The subprime auto ABS pipeline cleared $431 million of notes offered by CarFinance and American Credit Acceptance (ACA).
American Credit Acceptance, with more seasoned loans and longer operating history than CarFinance, achieved better pricing on its senior notes.
ACA priced its third subprime auto loan securitization of the year. The deal’s $200 million senior tranche, rated AA’ by Standard & Poor's and structured with a weighted average life of .85 years, priced at 70 basis points over the Eurodollar synthetic forward, with a yield of 1%.
The loans in the collateral pool have a weighted average FICO score of 539 and 51.16% of the loans have an original term of 61-72 months.
ACART 2014-3 is ACA’s ninth asset-backed transaction.

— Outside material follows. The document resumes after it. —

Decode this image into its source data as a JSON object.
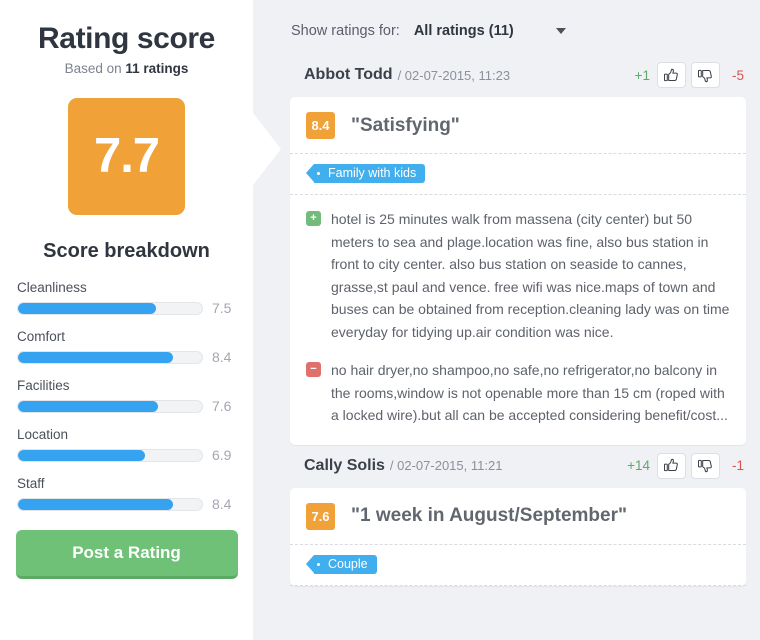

The subprime auto finance company, headquartered in Spartanburg, S.C., was established in 2007. The company's quarterly static pool data includes over six years of performance for its loans. Based on the company’s unaudited financial statements, it had $1.3 billion in assets and $122 million in equity as of May 31, 2014.
The underwriters for ACA's deal are Wells Fargo and Deutsche Bank.
By contrast, CarFinance priced the $231 million CFCAT 2014-2 subprime auto ABS with the a 1.6-year, class A yielding 1.45%. The notes priced at a spread of 90 basis points over EDSF. Kroll Bond Ratings expects to rate the senior tranche AA-.'
The deal is backed by a pool of direct and indirect auto loans — 7,782 loans totaling approximately $155 million, as of June 30.
Compared to ACA, CarFinance is a relative newcomer to the subprime lending space. The lender has only been originating loans since May 2011 and the loans have only 37 months of performance data. However, KBRA said in a presale report that the lack of history is mitigated by CarFinance’s management team’s long history of originating and servicing subprime auto loans both at Triad Financial and at Fireside Bank.
The 2014-2 transaction represents CarFinance’s fifth securitization overall, according to the presale report. Compared to the issuer’s prior transaction, the 2014-2 deal is backed by a higher amount of loans originated under its direct program. These loans tend to have lower coupons and higher loan-to-value assessments than indirect loans underwritten by CarFinance.
The deals bring the year to date auto loan issuance volume to $42 billion, with subprime loans accounting for $12 billion.